-- TASK OBJECTIVE --
Identify every line in the records below that contains the word "this", and reproduce each one.

-- MATERIAL SHOWN --
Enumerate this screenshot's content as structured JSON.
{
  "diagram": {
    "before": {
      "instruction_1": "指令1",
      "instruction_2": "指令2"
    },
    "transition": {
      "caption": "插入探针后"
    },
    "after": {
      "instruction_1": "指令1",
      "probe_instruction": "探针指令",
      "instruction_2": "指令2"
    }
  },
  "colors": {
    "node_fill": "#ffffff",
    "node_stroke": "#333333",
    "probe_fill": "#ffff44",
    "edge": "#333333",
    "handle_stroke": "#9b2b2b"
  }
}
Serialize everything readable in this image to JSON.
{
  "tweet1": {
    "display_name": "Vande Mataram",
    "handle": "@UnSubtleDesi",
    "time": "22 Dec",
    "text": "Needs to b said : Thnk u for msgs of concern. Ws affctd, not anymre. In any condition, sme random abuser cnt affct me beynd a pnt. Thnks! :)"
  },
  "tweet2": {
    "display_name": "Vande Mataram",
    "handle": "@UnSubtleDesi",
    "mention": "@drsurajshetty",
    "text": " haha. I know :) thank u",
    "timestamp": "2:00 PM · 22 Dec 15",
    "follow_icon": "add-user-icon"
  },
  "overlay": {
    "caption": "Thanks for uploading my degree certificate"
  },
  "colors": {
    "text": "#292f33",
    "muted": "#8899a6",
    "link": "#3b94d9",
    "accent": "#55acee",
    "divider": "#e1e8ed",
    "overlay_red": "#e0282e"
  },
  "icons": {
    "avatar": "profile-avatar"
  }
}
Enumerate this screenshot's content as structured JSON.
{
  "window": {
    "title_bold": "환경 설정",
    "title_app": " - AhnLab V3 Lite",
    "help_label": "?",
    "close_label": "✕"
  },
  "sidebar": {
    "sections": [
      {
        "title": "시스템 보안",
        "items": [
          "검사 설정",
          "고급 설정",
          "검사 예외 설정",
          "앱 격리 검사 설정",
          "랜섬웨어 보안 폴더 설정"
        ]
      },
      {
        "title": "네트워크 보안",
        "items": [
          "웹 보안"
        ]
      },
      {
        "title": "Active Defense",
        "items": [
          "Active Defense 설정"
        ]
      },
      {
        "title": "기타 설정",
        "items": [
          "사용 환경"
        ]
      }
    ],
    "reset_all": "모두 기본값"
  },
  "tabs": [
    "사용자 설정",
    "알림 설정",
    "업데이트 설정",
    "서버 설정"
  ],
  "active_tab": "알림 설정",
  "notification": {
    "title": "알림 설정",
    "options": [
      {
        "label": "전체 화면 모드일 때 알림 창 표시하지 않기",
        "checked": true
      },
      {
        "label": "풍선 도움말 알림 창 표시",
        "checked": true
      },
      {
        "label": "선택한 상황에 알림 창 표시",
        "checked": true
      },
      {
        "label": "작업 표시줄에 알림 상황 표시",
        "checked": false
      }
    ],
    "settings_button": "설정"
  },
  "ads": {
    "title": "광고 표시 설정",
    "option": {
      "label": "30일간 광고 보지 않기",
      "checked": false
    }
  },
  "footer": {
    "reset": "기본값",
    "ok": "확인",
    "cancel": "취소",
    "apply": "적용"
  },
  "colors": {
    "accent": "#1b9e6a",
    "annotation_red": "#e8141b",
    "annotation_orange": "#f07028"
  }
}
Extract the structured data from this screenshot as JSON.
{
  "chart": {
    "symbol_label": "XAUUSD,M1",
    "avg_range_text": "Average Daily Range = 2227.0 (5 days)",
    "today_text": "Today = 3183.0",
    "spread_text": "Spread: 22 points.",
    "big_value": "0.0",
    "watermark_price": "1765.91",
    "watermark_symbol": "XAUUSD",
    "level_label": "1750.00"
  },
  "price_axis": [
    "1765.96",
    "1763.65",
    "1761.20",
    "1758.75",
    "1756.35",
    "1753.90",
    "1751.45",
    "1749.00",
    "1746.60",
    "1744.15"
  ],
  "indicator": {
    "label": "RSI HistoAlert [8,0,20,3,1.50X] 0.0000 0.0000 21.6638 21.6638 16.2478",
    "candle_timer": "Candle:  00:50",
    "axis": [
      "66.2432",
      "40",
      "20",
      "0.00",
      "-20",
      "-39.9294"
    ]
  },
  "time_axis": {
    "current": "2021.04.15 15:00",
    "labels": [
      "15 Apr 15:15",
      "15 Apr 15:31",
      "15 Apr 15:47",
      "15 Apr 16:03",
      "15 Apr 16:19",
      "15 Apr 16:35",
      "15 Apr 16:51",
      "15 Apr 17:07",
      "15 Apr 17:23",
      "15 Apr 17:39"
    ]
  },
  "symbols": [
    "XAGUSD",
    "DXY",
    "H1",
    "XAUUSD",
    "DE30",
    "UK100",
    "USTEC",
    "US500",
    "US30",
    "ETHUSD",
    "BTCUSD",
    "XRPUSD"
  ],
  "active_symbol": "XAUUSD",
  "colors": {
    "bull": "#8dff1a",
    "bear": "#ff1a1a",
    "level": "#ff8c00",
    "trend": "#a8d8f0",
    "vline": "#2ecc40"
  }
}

-- YOUR SOLUTION --
Enumerate this screenshot's content as structured JSON.
Serialize everything readable in this image to JSON.
Enumerate this screenshot's content as structured JSON.
Extract the structured data from this screenshot as JSON.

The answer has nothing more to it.